Show every line below where "content" appears.

DATA —
☆ ☆ ☆ ☆ ☆
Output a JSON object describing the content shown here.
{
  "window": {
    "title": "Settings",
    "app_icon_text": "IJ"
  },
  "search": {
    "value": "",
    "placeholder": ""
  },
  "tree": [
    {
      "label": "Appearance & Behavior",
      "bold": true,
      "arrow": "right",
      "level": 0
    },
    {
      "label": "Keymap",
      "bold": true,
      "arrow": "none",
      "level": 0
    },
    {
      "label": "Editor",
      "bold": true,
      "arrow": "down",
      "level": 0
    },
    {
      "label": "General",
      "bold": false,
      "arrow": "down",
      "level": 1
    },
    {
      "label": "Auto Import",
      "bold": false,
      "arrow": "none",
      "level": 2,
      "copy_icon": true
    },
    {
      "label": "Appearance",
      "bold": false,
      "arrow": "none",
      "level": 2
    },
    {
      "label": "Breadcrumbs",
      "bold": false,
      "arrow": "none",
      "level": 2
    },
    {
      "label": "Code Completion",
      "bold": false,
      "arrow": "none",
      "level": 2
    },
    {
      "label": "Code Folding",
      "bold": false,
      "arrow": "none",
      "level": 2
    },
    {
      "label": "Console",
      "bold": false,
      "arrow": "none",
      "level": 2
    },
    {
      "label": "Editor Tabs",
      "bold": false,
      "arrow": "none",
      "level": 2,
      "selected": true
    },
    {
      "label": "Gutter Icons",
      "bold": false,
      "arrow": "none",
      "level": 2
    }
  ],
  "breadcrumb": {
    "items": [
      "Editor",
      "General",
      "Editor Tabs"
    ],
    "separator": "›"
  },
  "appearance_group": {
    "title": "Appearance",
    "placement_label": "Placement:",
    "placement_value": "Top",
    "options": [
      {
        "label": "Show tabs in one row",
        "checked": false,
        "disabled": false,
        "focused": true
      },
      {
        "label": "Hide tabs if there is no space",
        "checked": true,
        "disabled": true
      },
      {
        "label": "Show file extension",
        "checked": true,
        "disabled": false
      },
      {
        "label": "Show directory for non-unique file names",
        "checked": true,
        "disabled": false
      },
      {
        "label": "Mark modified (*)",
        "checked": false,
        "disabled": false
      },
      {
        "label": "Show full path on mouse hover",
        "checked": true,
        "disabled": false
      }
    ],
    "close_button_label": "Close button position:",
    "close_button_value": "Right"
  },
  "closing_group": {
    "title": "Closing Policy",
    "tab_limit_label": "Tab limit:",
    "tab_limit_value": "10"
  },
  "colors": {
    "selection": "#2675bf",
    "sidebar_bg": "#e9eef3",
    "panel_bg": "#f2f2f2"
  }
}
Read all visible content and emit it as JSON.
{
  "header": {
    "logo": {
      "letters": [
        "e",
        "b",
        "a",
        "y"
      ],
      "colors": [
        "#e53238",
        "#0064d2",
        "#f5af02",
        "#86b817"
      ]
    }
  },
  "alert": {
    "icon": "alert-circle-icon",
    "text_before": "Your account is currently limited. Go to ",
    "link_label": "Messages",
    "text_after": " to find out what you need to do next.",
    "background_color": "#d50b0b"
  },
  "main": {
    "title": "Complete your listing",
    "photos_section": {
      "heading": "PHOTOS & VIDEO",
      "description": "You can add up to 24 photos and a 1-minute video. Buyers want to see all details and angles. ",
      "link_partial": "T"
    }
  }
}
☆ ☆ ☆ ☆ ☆
OUTPUT FOR THIS EXERCISE —
Output a JSON object describing the content shown here.
Read all visible content and emit it as JSON.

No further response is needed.